Maybe you did not notice.
Last week the governor signed House Bill 799 (HR 799), a bill that makes it easier for military spouses to get the certification they need to work in North Carolina if they have been licensed for their occupation in another state. For service men and women who have been trained by the military, the new law also gives credit for that training when they apply for an occupational license in North Carolina.
When the governor signed the bill, she said, “This bill helps streamline the procedures, so military spouses in North Carolina can get the certification they need to work. We owe it to them, to provide this kind of support. As one of the most military-friendly states in the nation, I am proud to sign this bill.”
On the bill’s final votes in the state’s senate and house, no legislator voted against it.
Seems like a no-brainer doesn’t it?
So why should I write about it now? A couple of reasons. I will tell you about the main one in a minute.
First though, the passage of this common sense bill is a textbook example of how difficult it is to push though the legislature even the most sensible legislation.
You can follow the path of this bill on the North Carolina General Assembly website.
Go to www.ncleg.net, look up House Bill 799, and check its history.
HB 799 had to go through almost 40 different steps from the time it was introduced on April 6 of last year until it became law 15 months later. After introduction in the house, it traveled to the Committee on Homeland Security, Military, and Veterans Affairs, and then to the Finance Committee. On the floor of the house, it was amended twice and had to survive four separate votes. At each stop, the bill’s sponsors had to have a ready answer to every question or risk having the bill derailed.
The bill had an even more difficult time in the senate. More committees, amendments, a “committee substitute,” and a rush at the end of the session to keep the bill from being lost in the shuffle.

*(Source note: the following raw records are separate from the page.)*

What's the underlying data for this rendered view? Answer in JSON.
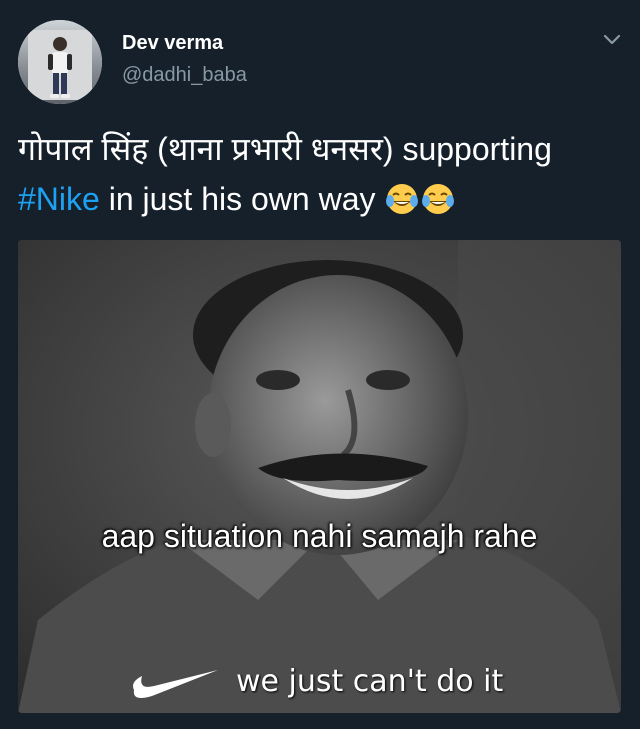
{
  "author": {
    "name": "Dev verma",
    "handle": "@dadhi_baba"
  },
  "tweet": {
    "text_before": "गोपाल सिंह (थाना प्रभारी धनसर) supporting ",
    "hashtag": "#Nike",
    "text_after": " in just his own way"
  },
  "media": {
    "caption": "aap situation nahi samajh rahe",
    "slogan": "we just can't do it"
  },
  "icons": {
    "menu": "chevron-down-icon",
    "emoji": "face-with-tears-of-joy-icon",
    "logo": "nike-swoosh-icon"
  },
  "colors": {
    "background": "#15202b",
    "hashtag": "#1da1f2",
    "secondary_text": "#8899a6"
  }
}
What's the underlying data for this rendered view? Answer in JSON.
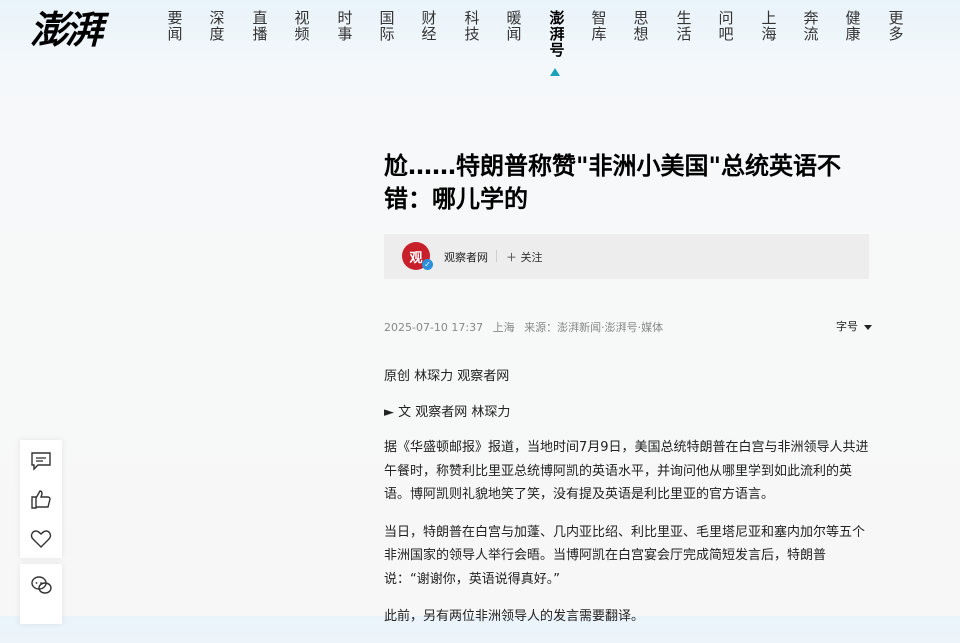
{
  "logo": "澎湃",
  "nav": {
    "items": [
      "要闻",
      "深度",
      "直播",
      "视频",
      "时事",
      "国际",
      "财经",
      "科技",
      "暖闻",
      "澎湃号",
      "智库",
      "思想",
      "生活",
      "问吧",
      "上海",
      "奔流",
      "健康",
      "更多"
    ],
    "active_index": 9,
    "active_color": "#1aa3b8"
  },
  "article": {
    "title": "尬……特朗普称赞\"非洲小美国\"总统英语不错：哪儿学的",
    "author": {
      "avatar_text": "观",
      "name": "观察者网",
      "follow_label": "关注"
    },
    "meta": {
      "datetime": "2025-07-10 17:37",
      "location": "上海",
      "source": "来源：澎湃新闻·澎湃号·媒体"
    },
    "font_size_label": "字号",
    "paragraphs": [
      "原创 林琛力 观察者网",
      "► 文 观察者网 林琛力",
      "据《华盛顿邮报》报道，当地时间7月9日，美国总统特朗普在白宫与非洲领导人共进午餐时，称赞利比里亚总统博阿凯的英语水平，并询问他从哪里学到如此流利的英语。博阿凯则礼貌地笑了笑，没有提及英语是利比里亚的官方语言。",
      "当日，特朗普在白宫与加蓬、几内亚比绍、利比里亚、毛里塔尼亚和塞内加尔等五个非洲国家的领导人举行会晤。当博阿凯在白宫宴会厅完成简短发言后，特朗普说：“谢谢你，英语说得真好。”",
      "此前，另有两位非洲领导人的发言需要翻译。"
    ]
  },
  "sidebar": {
    "icons": [
      "comment-icon",
      "thumbs-up-icon",
      "heart-icon",
      "share-icon"
    ]
  }
}
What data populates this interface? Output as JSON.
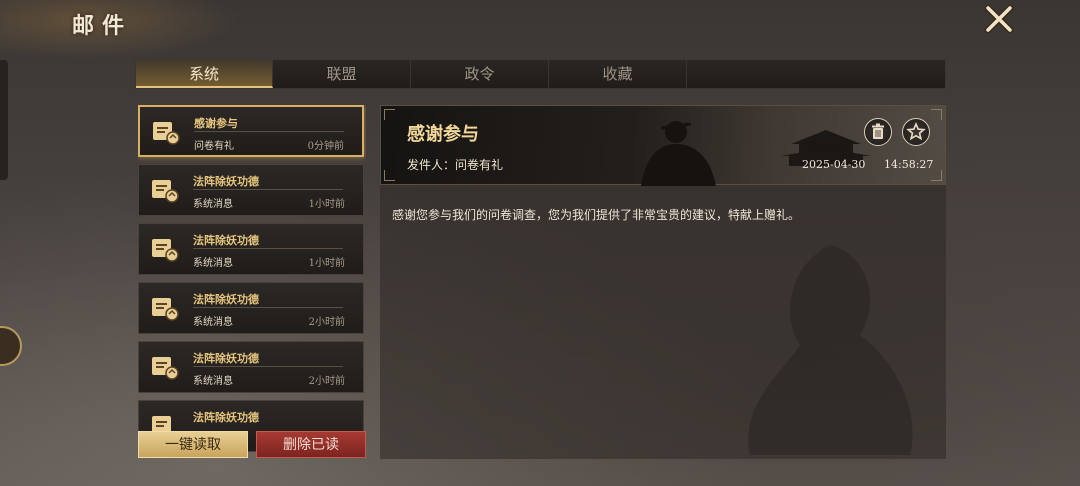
{
  "page": {
    "title": "邮件"
  },
  "tabs": [
    {
      "label": "系统",
      "active": true
    },
    {
      "label": "联盟",
      "active": false
    },
    {
      "label": "政令",
      "active": false
    },
    {
      "label": "收藏",
      "active": false
    }
  ],
  "mail_list": [
    {
      "subject": "感谢参与",
      "sender": "问卷有礼",
      "time": "0分钟前",
      "selected": true
    },
    {
      "subject": "法阵除妖功德",
      "sender": "系统消息",
      "time": "1小时前",
      "selected": false
    },
    {
      "subject": "法阵除妖功德",
      "sender": "系统消息",
      "time": "1小时前",
      "selected": false
    },
    {
      "subject": "法阵除妖功德",
      "sender": "系统消息",
      "time": "2小时前",
      "selected": false
    },
    {
      "subject": "法阵除妖功德",
      "sender": "系统消息",
      "time": "2小时前",
      "selected": false
    },
    {
      "subject": "法阵除妖功德",
      "sender": "",
      "time": "",
      "selected": false
    }
  ],
  "actions": {
    "read_all": "一键读取",
    "delete_read": "删除已读"
  },
  "detail": {
    "title": "感谢参与",
    "sender_line": "发件人：问卷有礼",
    "date": "2025-04-30",
    "time": "14:58:27",
    "body": "感谢您参与我们的问卷调查，您为我们提供了非常宝贵的建议，特献上赠礼。"
  },
  "icons": {
    "close": "close-icon",
    "trash": "trash-icon",
    "star": "star-icon",
    "mail": "mail-letter-icon"
  },
  "colors": {
    "accent_gold": "#e6c37a",
    "subject_gold": "#e6c57e",
    "delete_red": "#a63a32"
  }
}
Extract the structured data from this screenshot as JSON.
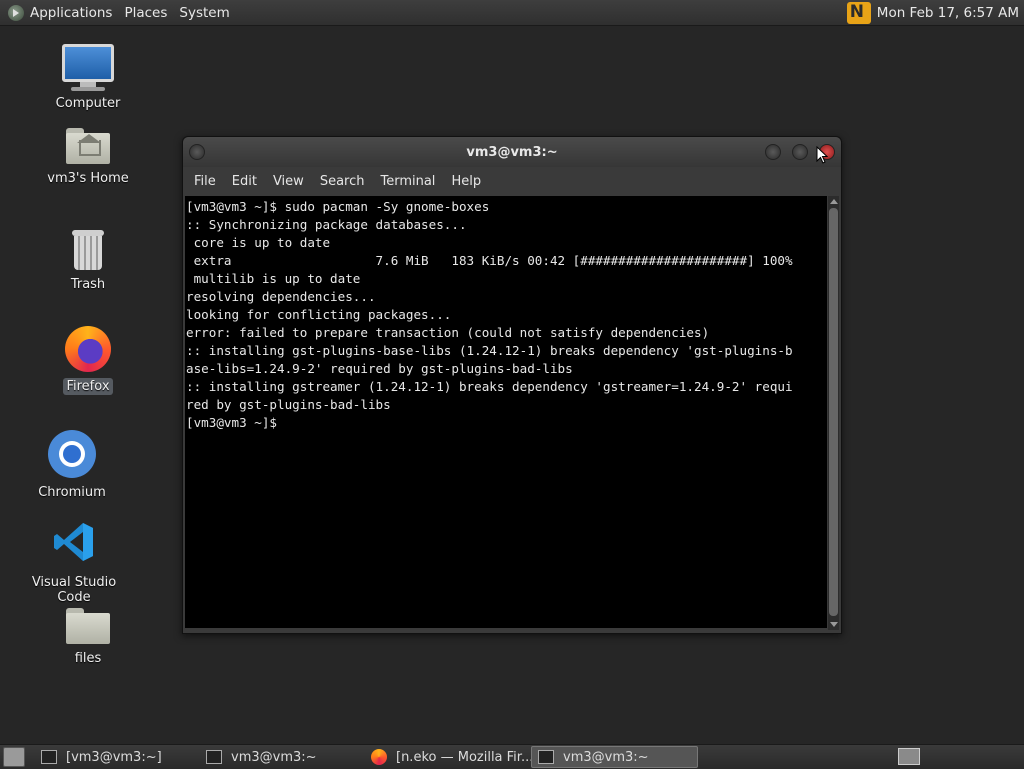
{
  "top_panel": {
    "menus": [
      "Applications",
      "Places",
      "System"
    ],
    "clock": "Mon Feb 17,  6:57 AM",
    "icons": {
      "apps": "gnome-foot-icon",
      "tray": "neko-icon"
    }
  },
  "desktop_icons": [
    {
      "label": "Computer",
      "icon": "computer-icon"
    },
    {
      "label": "vm3's Home",
      "icon": "home-folder-icon"
    },
    {
      "label": "Trash",
      "icon": "trash-icon"
    },
    {
      "label": "Firefox",
      "icon": "firefox-icon",
      "selected": true
    },
    {
      "label": "Chromium",
      "icon": "chromium-icon"
    },
    {
      "label": "Visual Studio Code",
      "icon": "vscode-icon"
    },
    {
      "label": "files",
      "icon": "folder-icon"
    }
  ],
  "terminal": {
    "title": "vm3@vm3:~",
    "menu": [
      "File",
      "Edit",
      "View",
      "Search",
      "Terminal",
      "Help"
    ],
    "lines": [
      "[vm3@vm3 ~]$ sudo pacman -Sy gnome-boxes",
      ":: Synchronizing package databases...",
      " core is up to date",
      " extra                   7.6 MiB   183 KiB/s 00:42 [######################] 100%",
      " multilib is up to date",
      "resolving dependencies...",
      "looking for conflicting packages...",
      "error: failed to prepare transaction (could not satisfy dependencies)",
      ":: installing gst-plugins-base-libs (1.24.12-1) breaks dependency 'gst-plugins-b",
      "ase-libs=1.24.9-2' required by gst-plugins-bad-libs",
      ":: installing gstreamer (1.24.12-1) breaks dependency 'gstreamer=1.24.9-2' requi",
      "red by gst-plugins-bad-libs",
      "[vm3@vm3 ~]$"
    ]
  },
  "taskbar": {
    "tasks": [
      {
        "label": "[vm3@vm3:~]",
        "icon": "terminal-icon",
        "active": false
      },
      {
        "label": "vm3@vm3:~",
        "icon": "terminal-icon",
        "active": false
      },
      {
        "label": "[n.eko — Mozilla Fir...",
        "icon": "firefox-icon",
        "active": false
      },
      {
        "label": "vm3@vm3:~",
        "icon": "terminal-icon",
        "active": true
      }
    ]
  },
  "colors": {
    "desktop_bg": "#262626",
    "terminal_bg": "#000000",
    "terminal_fg": "#e8e8e8",
    "close_button": "#d03a3a"
  }
}
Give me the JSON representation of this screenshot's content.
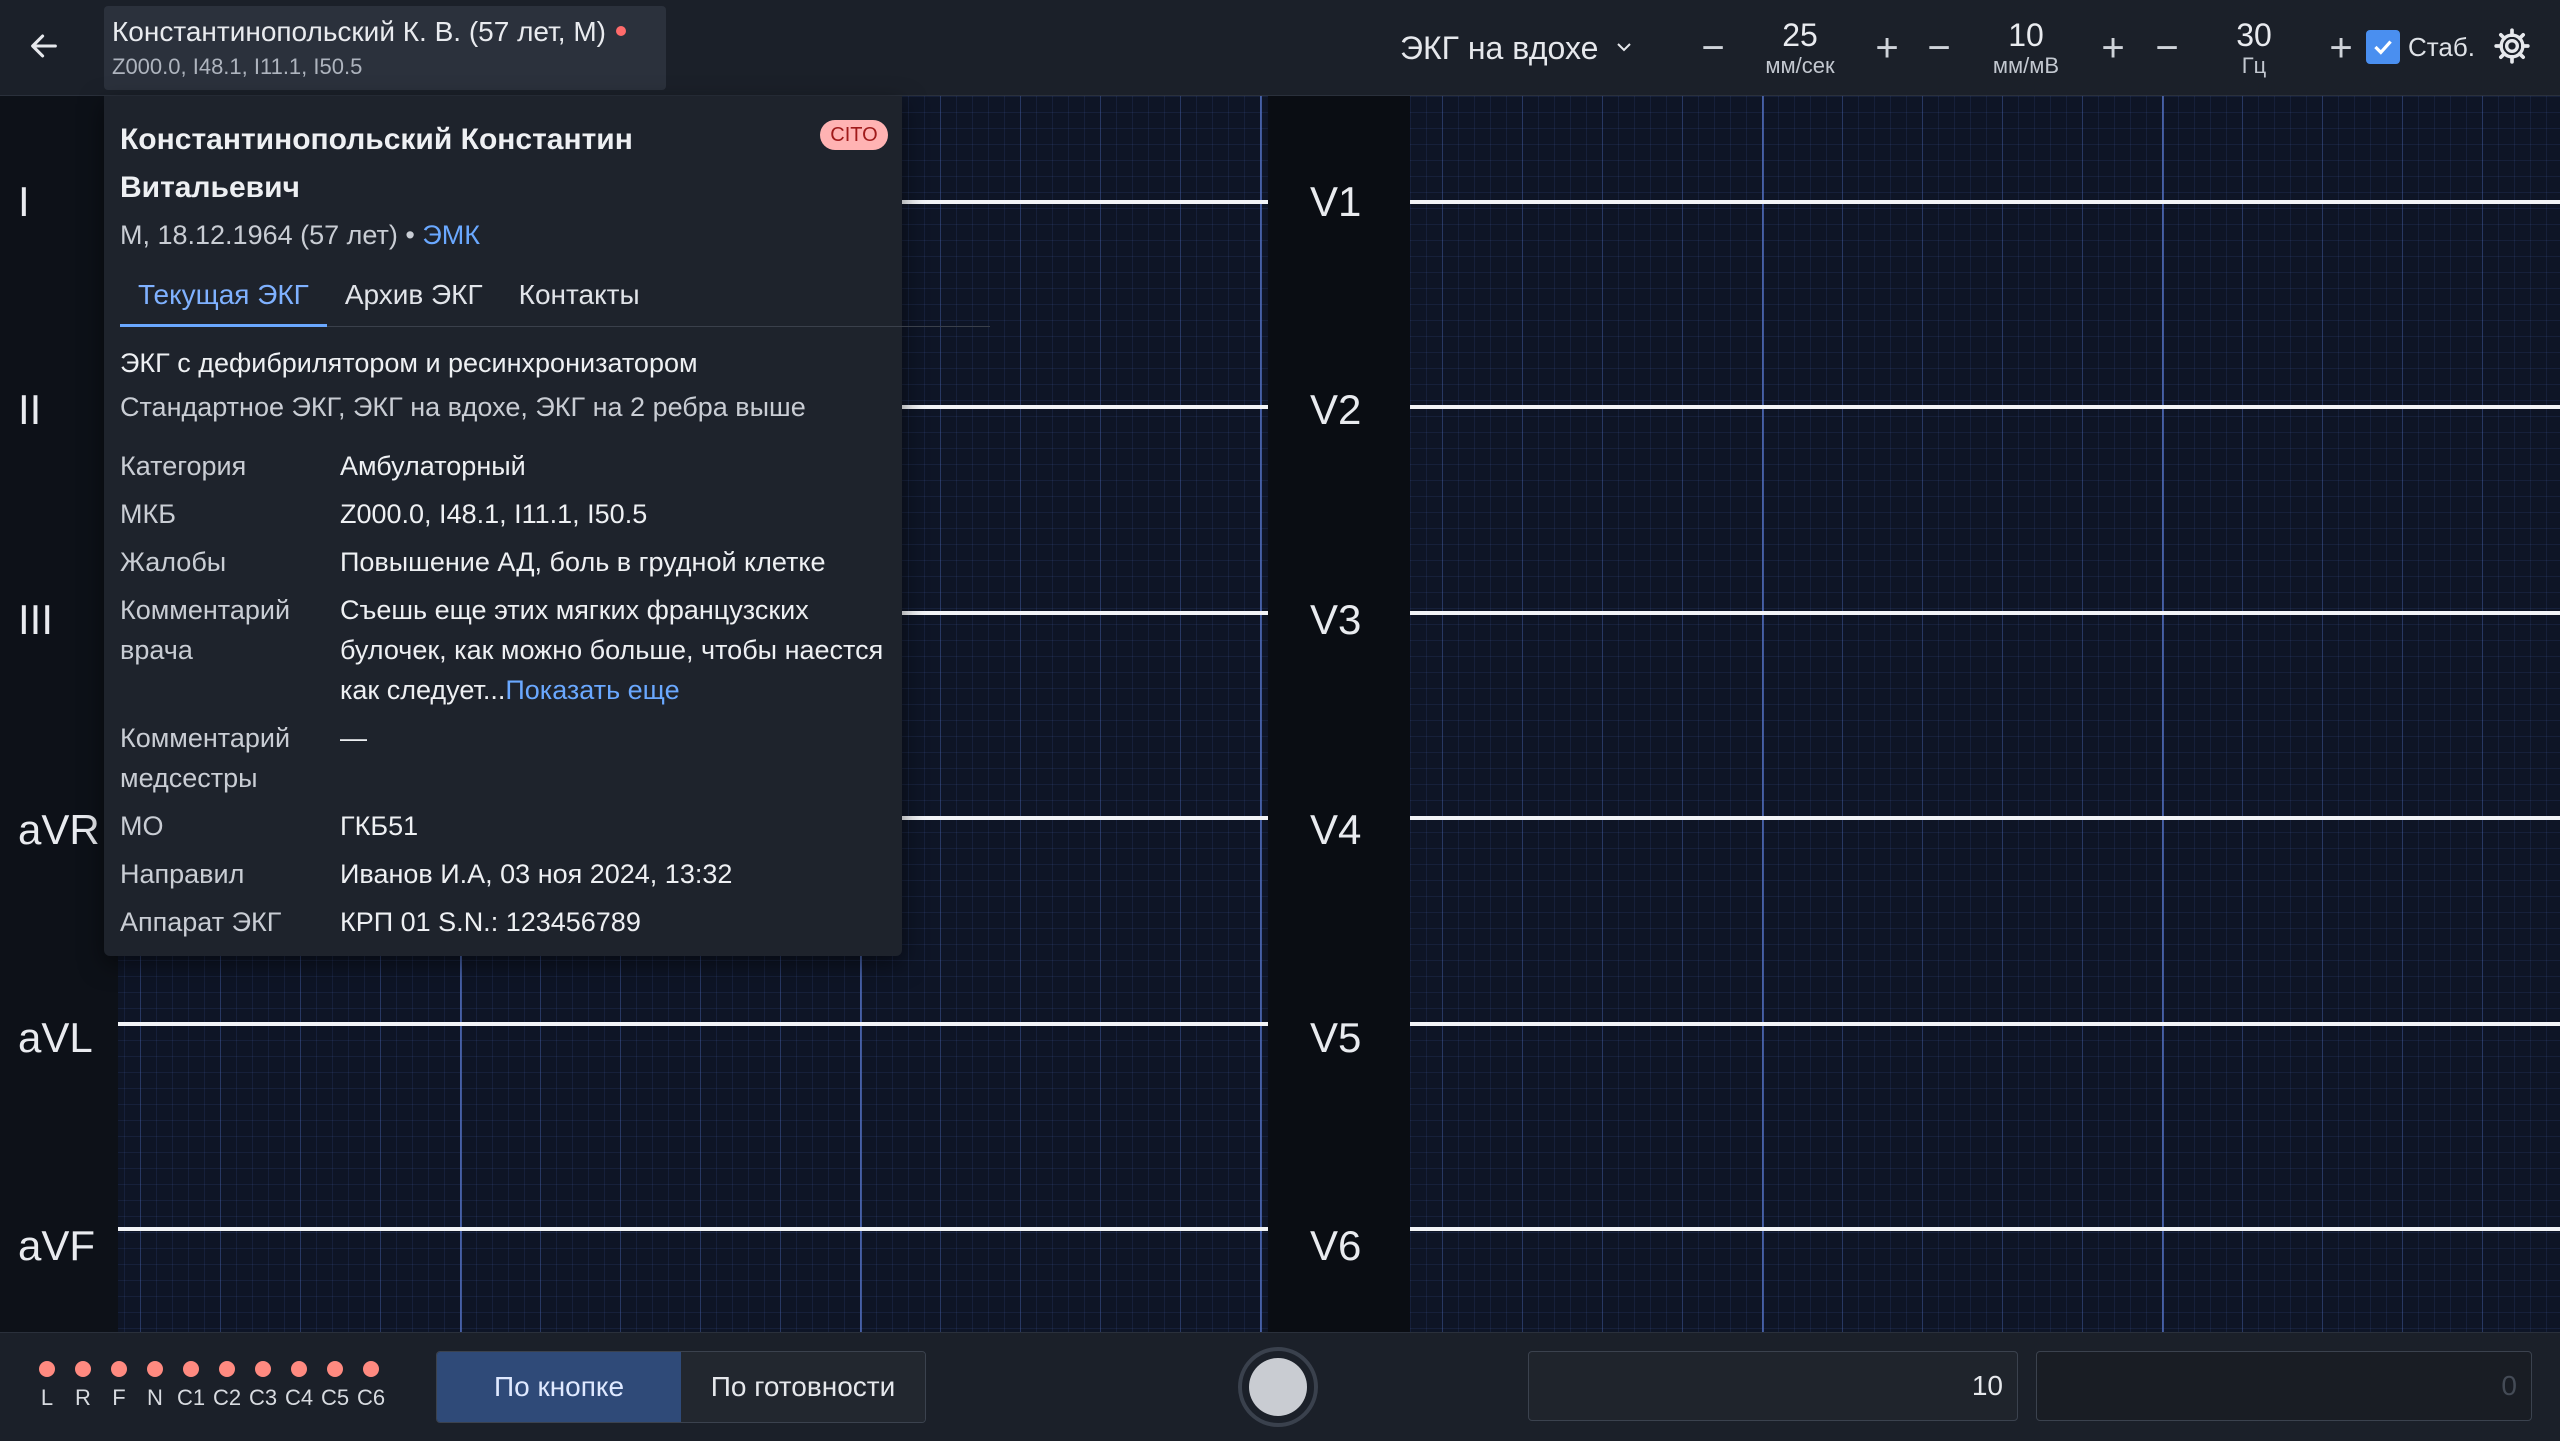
{
  "header": {
    "patient_short": "Константинопольский К. В. (57 лет, М)",
    "codes": "Z000.0, I48.1, I11.1, I50.5",
    "mode": "ЭКГ на вдохе",
    "speed": {
      "value": "25",
      "unit": "мм/сек",
      "minus": "−",
      "plus": "+"
    },
    "amplitude": {
      "value": "10",
      "unit": "мм/мВ",
      "minus": "−",
      "plus": "+"
    },
    "filter": {
      "value": "30",
      "unit": "Гц",
      "minus": "−",
      "plus": "+"
    },
    "stab_label": "Стаб."
  },
  "leads_left": [
    "I",
    "II",
    "III",
    "aVR",
    "aVL",
    "aVF"
  ],
  "leads_right": [
    "V1",
    "V2",
    "V3",
    "V4",
    "V5",
    "V6"
  ],
  "popover": {
    "full_name": "Константинопольский Константин Витальевич",
    "cito": "CITO",
    "sub": "М, 18.12.1964 (57 лет) •",
    "emk": "ЭМК",
    "tabs": [
      "Текущая ЭКГ",
      "Архив ЭКГ",
      "Контакты"
    ],
    "desc1": "ЭКГ с дефибрилятором и ресинхронизатором",
    "desc2": "Стандартное ЭКГ, ЭКГ на вдохе, ЭКГ на 2 ребра выше",
    "fields": [
      {
        "key": "Категория",
        "value": "Амбулаторный"
      },
      {
        "key": "МКБ",
        "value": "Z000.0, I48.1, I11.1, I50.5"
      },
      {
        "key": "Жалобы",
        "value": "Повышение АД, боль в грудной клетке"
      },
      {
        "key": "Комментарий врача",
        "value": "Съешь еще этих мягких французских булочек, как можно больше, чтобы наестся как следует...",
        "more": "Показать еще"
      },
      {
        "key": "Комментарий медсестры",
        "value": "—"
      },
      {
        "key": "МО",
        "value": "ГКБ51"
      },
      {
        "key": "Направил",
        "value": "Иванов И.А, 03 ноя 2024, 13:32"
      },
      {
        "key": "Аппарат ЭКГ",
        "value": "КРП 01 S.N.: 123456789"
      }
    ]
  },
  "footer": {
    "electrodes": [
      "L",
      "R",
      "F",
      "N",
      "C1",
      "C2",
      "C3",
      "C4",
      "C5",
      "C6"
    ],
    "electrode_color": "#ff8a80",
    "modes": [
      "По кнопке",
      "По готовности"
    ],
    "input1": "10",
    "input2": "0"
  },
  "colors": {
    "accent": "#6aa8ff",
    "cito_bg": "#ffb3b3",
    "grid": "#0e1526"
  }
}
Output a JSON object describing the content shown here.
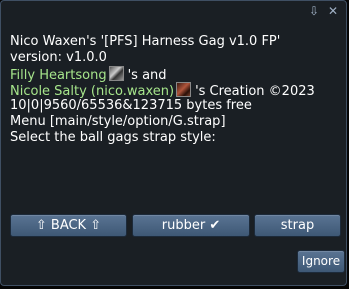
{
  "title_icons": [
    "download-icon",
    "close-icon"
  ],
  "message": {
    "line1": "Nico Waxen's '[PFS] Harness Gag v1.0 FP'",
    "line2": "version: v1.0.0",
    "creator1_name": "Filly Heartsong",
    "creator1_suffix": "'s and",
    "creator2_name": "Nicole Salty (nico.waxen)",
    "creator2_suffix": "'s Creation ©2023",
    "memory": "10|0|9560/65536&123715 bytes free",
    "menu": "Menu [main/style/option/G.strap]",
    "prompt": "Select the ball gags strap style:"
  },
  "buttons": {
    "back": "⇧ BACK ⇧",
    "rubber": "rubber ✔",
    "strap": "strap",
    "ignore": "Ignore"
  },
  "colors": {
    "background": "#1a1f24",
    "link": "#a6e58b",
    "button": "#4d6785"
  }
}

And finally, before it could go to the governor, the house had to vote to agree with the changes made in the senate.
Now that the civics lesson is over, here is the main reason I am writing about HB 799: I am the proud father of the bill’s co-sponsor, Representative Grier Martin. Although he gives much credit to his co-sponsor, Representative Rick Killian, another Army Reserve officer, and Senator Pete Brunstetter, a Navy veteran, it was “Grier’s bill.”
HB 799 is not the only or even the most important legislation Grier pushed through.
It was, however, his last. When the new redistricting plan put him with an admired colleague in the same district, he declined to run against her.
Since my son is not a candidate this fall, I can finally tell you how proud I am of him for his eight years of effective service in the legislature and for his continuing work as a Lt. Colonel in the Army Reserve and his prior active duty in Afghanistan. As proud as I am of these things, there is much more to praise—his judgment and commitment to things more important than politics.
Several years ago, influential people tried to persuade him to run for higher office. After he and his wife took a careful look at the pressures of service in Washington, they decided it was not the right thing to do.
I was amazed at his decision. “This is a once-in-a-lifetime opportunity,” I told him. “You will never get a another chance like this — to have the nomination to the U.S. Senate handed to you.”
“Well, Dad,” he said, “I will never have another chance to have a five-year-old daughter again, either.”
How right he was.